The LIDAR, acronym for Laser Imaging Detection and Ranging, is a device that allows the distance from a laser emitter to an object or surface to be determined using a laser beam.
To do this, the LIDAR launches laser beams in all directions that bounce off all the objects they encounter, the bouncing rays are collected by the LIDAR, which can measure the distances to each object, thus creating a 3D map of the environment.
Although it has various applications in surveying, forest management or in speed detectors worn by the police to brighten our day, perhaps lately the best known use is for autonomous vehicles.
Until now these devices were bulky, expensive and difficult to maintain because they are made up of large rotating mirrors that collect echoes from laser beams, something like the echolocation of bats and dolphins but with light.

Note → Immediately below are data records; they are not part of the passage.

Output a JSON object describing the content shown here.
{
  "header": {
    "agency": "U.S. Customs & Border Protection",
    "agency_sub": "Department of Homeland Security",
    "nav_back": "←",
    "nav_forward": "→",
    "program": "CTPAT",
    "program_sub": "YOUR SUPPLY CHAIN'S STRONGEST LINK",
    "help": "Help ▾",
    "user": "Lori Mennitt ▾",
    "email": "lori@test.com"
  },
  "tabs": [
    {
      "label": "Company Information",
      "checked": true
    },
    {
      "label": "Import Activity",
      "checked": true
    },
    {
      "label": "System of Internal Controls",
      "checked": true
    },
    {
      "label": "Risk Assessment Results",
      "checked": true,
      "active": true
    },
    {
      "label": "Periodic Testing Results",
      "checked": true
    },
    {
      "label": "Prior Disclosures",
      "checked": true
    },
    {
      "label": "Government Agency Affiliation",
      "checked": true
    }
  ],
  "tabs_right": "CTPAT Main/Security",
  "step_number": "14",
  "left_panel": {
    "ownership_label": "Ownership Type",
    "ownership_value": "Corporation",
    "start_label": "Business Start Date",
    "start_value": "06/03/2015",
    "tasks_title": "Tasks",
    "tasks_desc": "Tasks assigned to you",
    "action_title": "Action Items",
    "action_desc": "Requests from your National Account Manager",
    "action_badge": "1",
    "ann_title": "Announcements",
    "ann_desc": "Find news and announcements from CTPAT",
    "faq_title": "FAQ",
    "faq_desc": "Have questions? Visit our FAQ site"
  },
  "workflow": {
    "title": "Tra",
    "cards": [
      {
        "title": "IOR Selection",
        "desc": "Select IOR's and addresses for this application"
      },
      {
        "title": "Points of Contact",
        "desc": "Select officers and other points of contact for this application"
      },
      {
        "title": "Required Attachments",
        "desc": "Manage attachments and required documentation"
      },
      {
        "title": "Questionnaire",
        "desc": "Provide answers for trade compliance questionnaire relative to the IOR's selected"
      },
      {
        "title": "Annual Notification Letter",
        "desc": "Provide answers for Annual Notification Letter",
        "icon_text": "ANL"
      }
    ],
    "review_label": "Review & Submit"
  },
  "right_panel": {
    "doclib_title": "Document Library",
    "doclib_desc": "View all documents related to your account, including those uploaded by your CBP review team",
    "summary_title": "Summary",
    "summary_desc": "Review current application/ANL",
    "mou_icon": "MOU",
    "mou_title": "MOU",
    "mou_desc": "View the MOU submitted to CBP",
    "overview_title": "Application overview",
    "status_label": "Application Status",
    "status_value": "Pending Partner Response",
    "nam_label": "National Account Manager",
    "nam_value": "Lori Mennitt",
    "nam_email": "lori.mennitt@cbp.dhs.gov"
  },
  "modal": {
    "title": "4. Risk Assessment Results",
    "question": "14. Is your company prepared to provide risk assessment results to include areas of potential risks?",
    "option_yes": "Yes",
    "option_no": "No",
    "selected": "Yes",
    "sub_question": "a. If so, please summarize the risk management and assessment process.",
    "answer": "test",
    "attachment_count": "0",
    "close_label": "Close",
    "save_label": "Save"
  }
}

But to be able to flood the market with these devices, it is necessary to build them much smaller, cheaper and more manageable, applicable to smaller objects than an autonomous vehicle.
Now a group of scientists have developed a LIDAR that can be housed in a flat chip, using a system that directs lasers according to their wavelength or color, pointing at a specific angle.
This implies that this technology can be used in mobile phones, glasses or video game consoles, which will greatly improve augmented reality applications by achieving a high-resolution image of the environment in real time.
Summarizing, another invention that will make it increasingly difficult for us to distinguish the "real" reality from that manufactured by all these types of devices.
Versión en español